DGCS was smart and throttled our access so that we didn’t bring down the service for other DigitalGlobe customers. But then we started getting [504] errors from S3 telling us to slow down with our PUT and GET requests! The AWS team gave us a call and recommended two fixes: First, we hosted our S3 bucket on CloudFront, Amazon’s global content delivery network. Second, AWS modified our hardware architecture: normally each bucket lives on a single (or few) physical drives so that thousands of parallel reads or write become a challenge. By spreading out bucket out across multiple drives, we were able to increase our PUT speeds and scale up our GETs. Finally, we re-wrote our caching protocol to pre-fetch every tile from DGCS only once.

Result: no more cache misses, no more delays in loading image tiles and deliver imagery to 1M users all over the globe.

Lesson #2 – Pool your Connections

Once we figured out the challenge of getting imagery in front of our users, people started viewing, searching and tagging every single pixel, hundreds of times over. Each of these interactions had to sync over our API to our Postgresql database (running the PostGIS geospatial extension), resulting in tens of thousands of reads and writes per second. Each API hit created a new connection to the database, did its thing, closed the connection and sent data back to the client. This meant we were trying to open thousands of connections every second and we rapidly exceeded our connection pool, resulting in no data and site failure.

Our first response was to put up a simple error message so that people would A) realize that there was a problem and B) stop hitting refresh! And so it was that the “Frown Clown” was born [IMG].

Frown Clown was a sad solution to a simple problem: how do we manage the number of database connections more efficiently? One idea was to keep a persistent connection open for each connected client but that would have required persistent state management and some fairly major code rewrites. A better solution came in the form of PG-Bouncer [link].

PG-Bouncer sits in front of your Postgres database server and collects all incoming connections. When it makes sense, it pools queries into a single connection, executes the SQL and returns all results before closing the connection. Now, instead of 1,000 queries requiring 1,000 connection, they can be accomplished in just one – all without any noticeable delay to the end user. Setup was simple and tuning PG-Bouncer for our app was quick and easy.

Result: pooling database connections with PG-Bouncer vastly increased our ability to handle simultaneous API hits and turned the frown clown upside-down!

Lesson #3 – Cache your Queries

Now that we could handle thousands of connected users, they started running tens of thousands database queries each second. In many cases, these queries were identical for many users (e.g., tell me what we’re looking for) or repeated very regularly (e.g., tell me where to look). We always knew it was a smart idea to cache the results of these queries in memory, rather than computing them from the database… we just weren’t smart about how we did it!

We were running memcache in front of our API servers: but this meant that each web server had its own instance of memcache.

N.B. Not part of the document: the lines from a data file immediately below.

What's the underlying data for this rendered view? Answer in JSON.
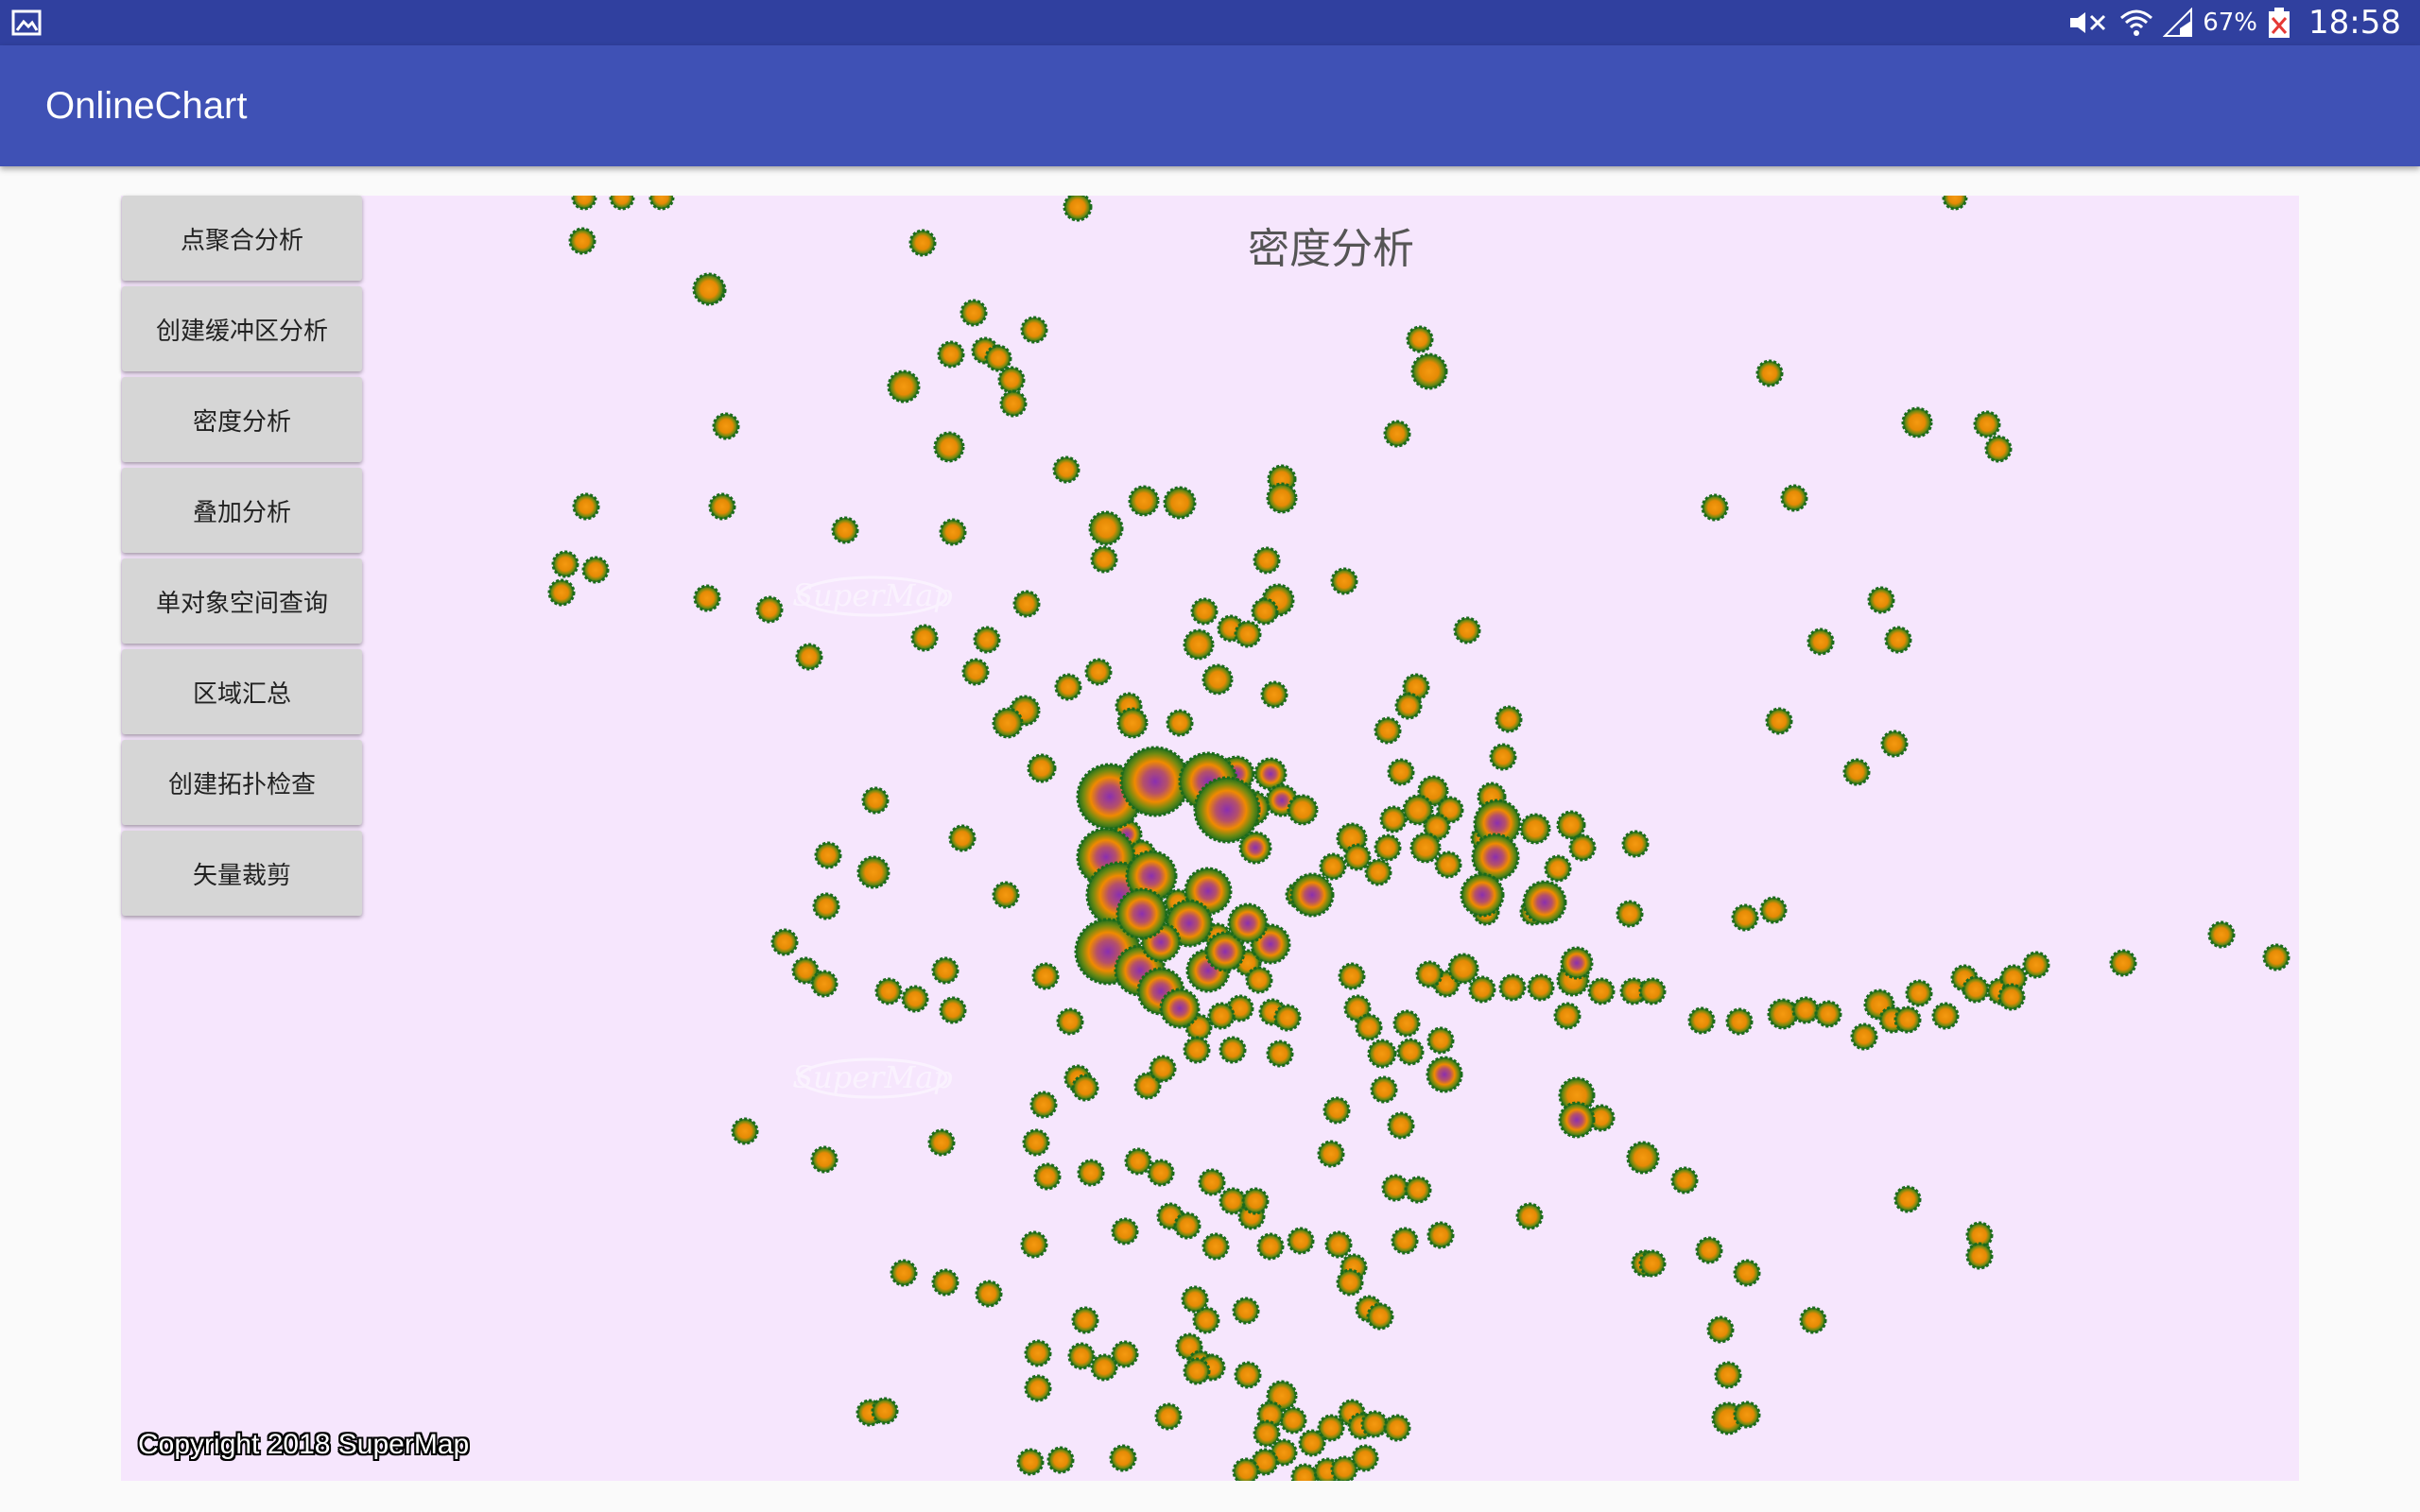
{
  "status_bar": {
    "battery": "67%",
    "time": "18:58",
    "icons": [
      "gallery-icon",
      "mute-icon",
      "wifi-icon",
      "signal-icon",
      "battery-icon"
    ]
  },
  "app_bar": {
    "title": "OnlineChart"
  },
  "menu": [
    {
      "id": "cluster",
      "label": "点聚合分析"
    },
    {
      "id": "buffer",
      "label": "创建缓冲区分析"
    },
    {
      "id": "density",
      "label": "密度分析"
    },
    {
      "id": "overlay",
      "label": "叠加分析"
    },
    {
      "id": "spatial-query",
      "label": "单对象空间查询"
    },
    {
      "id": "area-summary",
      "label": "区域汇总"
    },
    {
      "id": "topology",
      "label": "创建拓扑检查"
    },
    {
      "id": "clip",
      "label": "矢量裁剪"
    }
  ],
  "map": {
    "title": "密度分析",
    "copyright": "Copyright 2018 SuperMap",
    "watermark": "SuperMap",
    "colors": {
      "background": "#f6e6fd",
      "outer": "#1e7a1e",
      "mid": "#f08a00",
      "core": "#8a2fb0"
    }
  }
}
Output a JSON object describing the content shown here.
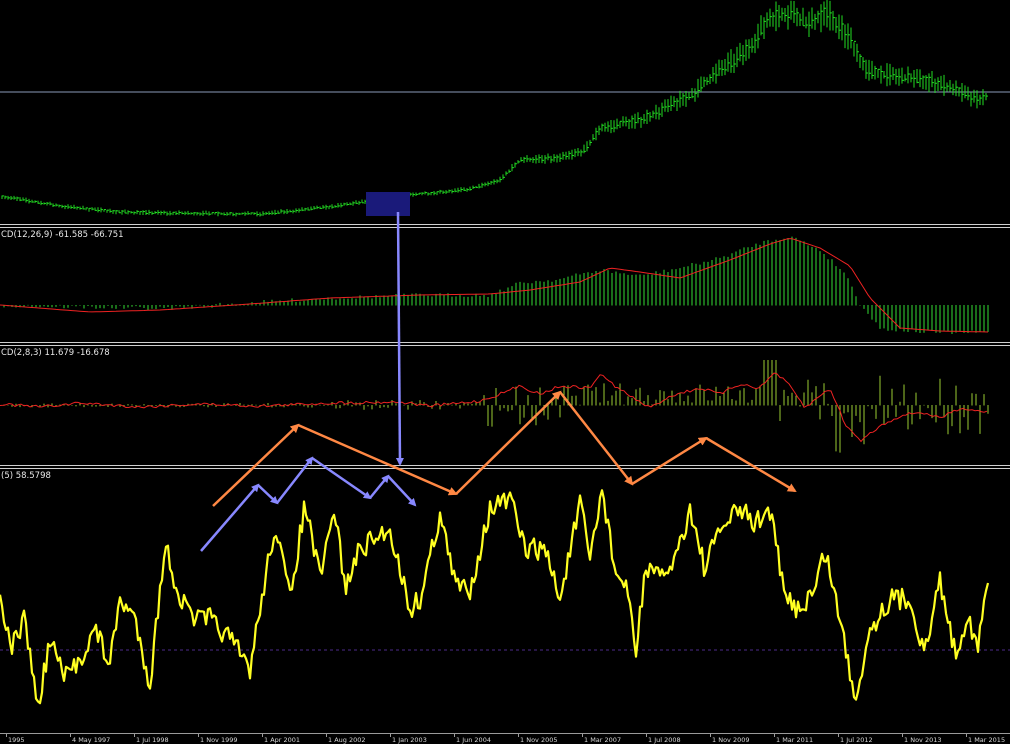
{
  "panes": {
    "price": {
      "level_line_color": "#8a9ab8",
      "bar_color": "#22dd22"
    },
    "macd_slow": {
      "label": "CD(12,26,9) -61.585 -66.751",
      "hist_color": "#33dd33",
      "signal_color": "#ee2222"
    },
    "macd_fast": {
      "label": "CD(2,8,3) 11.679 -16.678",
      "hist_color": "#9acd32",
      "signal_color": "#ee2222"
    },
    "oscillator": {
      "label": "(5) 58.5798",
      "line_color": "#ffff22",
      "level_color": "#4b2a8a"
    }
  },
  "xaxis": {
    "labels": [
      "1995",
      "4 May 1997",
      "1 Jul 1998",
      "1 Nov 1999",
      "1 Apr 2001",
      "1 Aug 2002",
      "1 Jan 2003",
      "1 Jun 2004",
      "1 Nov 2005",
      "1 Mar 2007",
      "1 Jul 2008",
      "1 Nov 2009",
      "1 Mar 2011",
      "1 Jul 2012",
      "1 Nov 2013",
      "1 Mar 2015"
    ]
  },
  "annotations": {
    "highlight_color": "#1a1a7a",
    "blue_arrow_color": "#8888ff",
    "orange_arrow_color": "#ff8844"
  }
}
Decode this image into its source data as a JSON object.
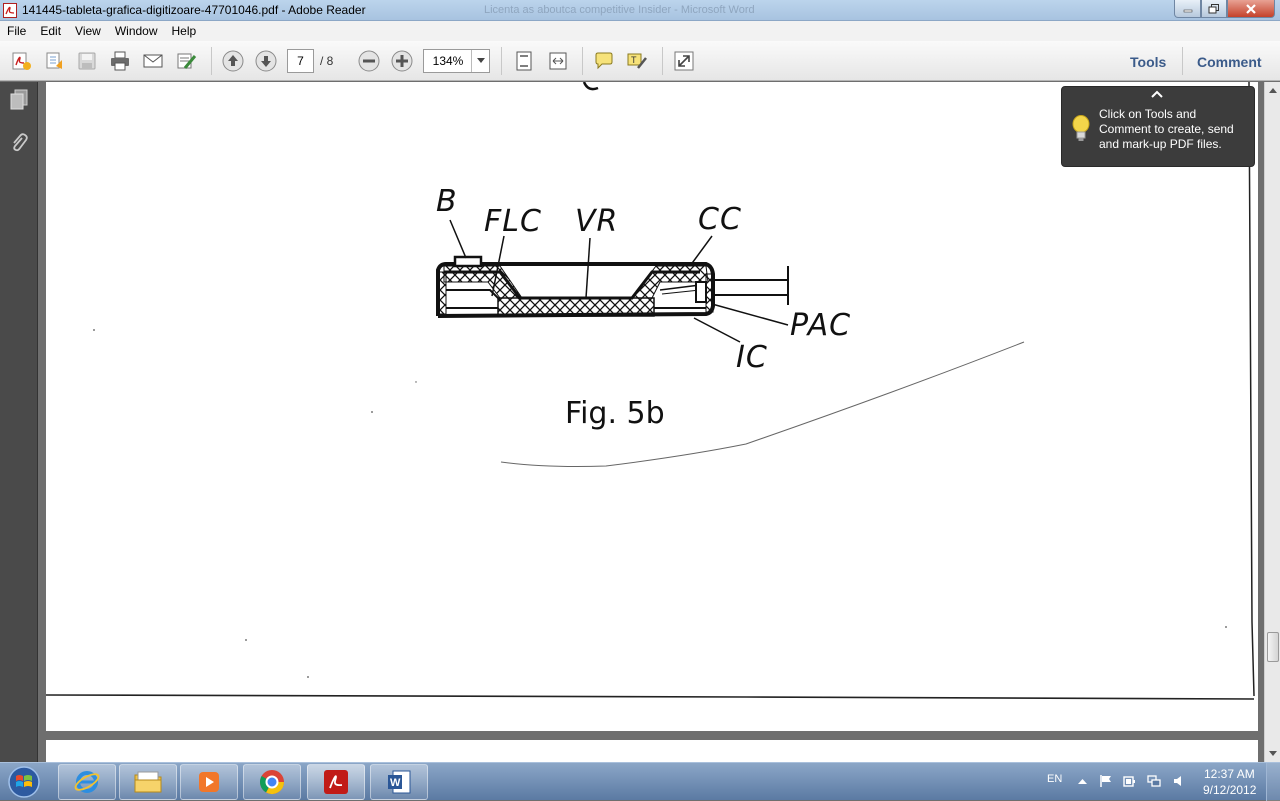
{
  "window": {
    "title": "141445-tableta-grafica-digitizoare-47701046.pdf - Adobe Reader",
    "background_title": "Licenta as aboutca competitive Insider - Microsoft Word"
  },
  "menu": [
    "File",
    "Edit",
    "View",
    "Window",
    "Help"
  ],
  "toolbar": {
    "page_current": "7",
    "page_total": "/  8",
    "zoom": "134%",
    "tools_label": "Tools",
    "comment_label": "Comment"
  },
  "tooltip": {
    "text": "Click on Tools and Comment to create, send and mark-up PDF files."
  },
  "figure": {
    "labels": {
      "b": "B",
      "flc": "FLC",
      "vr": "VR",
      "cc": "CC",
      "pac": "PAC",
      "ic": "IC"
    },
    "caption": "Fig. 5b"
  },
  "taskbar": {
    "language": "EN",
    "time": "12:37 AM",
    "date": "9/12/2012"
  },
  "colors": {
    "link": "#3b5b8a",
    "tooltip_bg": "#3c3c3c",
    "taskbar": "#5b7aa3"
  }
}
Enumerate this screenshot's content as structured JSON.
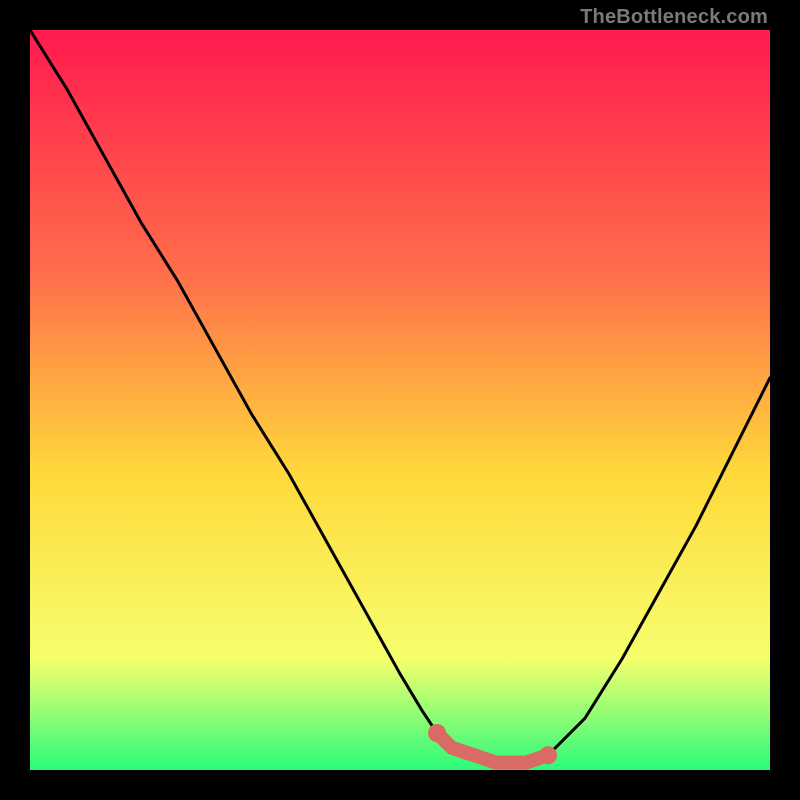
{
  "watermark": {
    "text": "TheBottleneck.com"
  },
  "colors": {
    "gradient_top": "#ff1a4f",
    "gradient_mid1": "#ff6e4a",
    "gradient_mid2": "#ffd93b",
    "gradient_mid3": "#f6ff6e",
    "gradient_bottom": "#2bfb7a",
    "curve": "#000000",
    "highlight": "#d96a64"
  },
  "chart_data": {
    "type": "line",
    "title": "",
    "xlabel": "",
    "ylabel": "",
    "xlim": [
      0,
      100
    ],
    "ylim": [
      0,
      100
    ],
    "grid": false,
    "legend": false,
    "series": [
      {
        "name": "bottleneck-curve",
        "x": [
          0,
          5,
          10,
          15,
          20,
          25,
          30,
          35,
          40,
          45,
          50,
          53,
          55,
          57,
          60,
          63,
          65,
          67,
          70,
          75,
          80,
          85,
          90,
          95,
          100
        ],
        "y": [
          100,
          92,
          83,
          74,
          66,
          57,
          48,
          40,
          31,
          22,
          13,
          8,
          5,
          3,
          2,
          1,
          1,
          1,
          2,
          7,
          15,
          24,
          33,
          43,
          53
        ]
      }
    ],
    "highlight_segment": {
      "name": "optimal-range",
      "x": [
        55,
        57,
        60,
        63,
        65,
        67,
        70
      ],
      "y": [
        5,
        3,
        2,
        1,
        1,
        1,
        2
      ]
    }
  }
}
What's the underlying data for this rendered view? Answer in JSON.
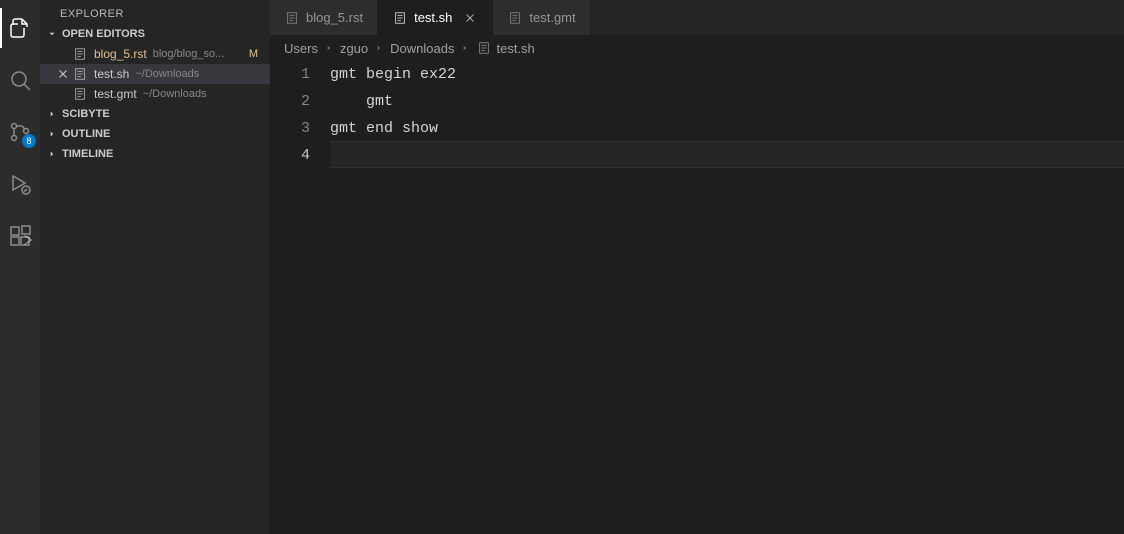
{
  "activityBar": {
    "badge": "8"
  },
  "sidebar": {
    "title": "EXPLORER",
    "openEditorsLabel": "OPEN EDITORS",
    "openEditors": [
      {
        "name": "blog_5.rst",
        "path": "blog/blog_so...",
        "modified": "M",
        "active": false
      },
      {
        "name": "test.sh",
        "path": "~/Downloads",
        "modified": "",
        "active": true
      },
      {
        "name": "test.gmt",
        "path": "~/Downloads",
        "modified": "",
        "active": false
      }
    ],
    "sections": [
      {
        "label": "SCIBYTE"
      },
      {
        "label": "OUTLINE"
      },
      {
        "label": "TIMELINE"
      }
    ]
  },
  "tabs": [
    {
      "name": "blog_5.rst",
      "active": false,
      "modified": true
    },
    {
      "name": "test.sh",
      "active": true,
      "modified": false
    },
    {
      "name": "test.gmt",
      "active": false,
      "modified": false
    }
  ],
  "breadcrumbs": [
    "Users",
    "zguo",
    "Downloads",
    "test.sh"
  ],
  "code": {
    "lines": [
      "gmt begin ex22",
      "    gmt",
      "gmt end show",
      ""
    ],
    "currentLine": 4
  }
}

Once the ELB scaled up to 100 web servers, we had 100 caches, each of which had to be filled by hitting the database. This effectively lost the benefit of having a cache at all.

The solution was to setup a dedicated (set of) memcache server that could buffer between the database and ALL the API servers. Now the web servers could scale infinitely and we would preserve the same cache for all our users’ common queries.

Result: with a bit of hacking and a bit of tuning, a dedicated memcache server decreased the load on the database server from 100%+ to about 10-20%, even with tens of thousands of simultaneous users.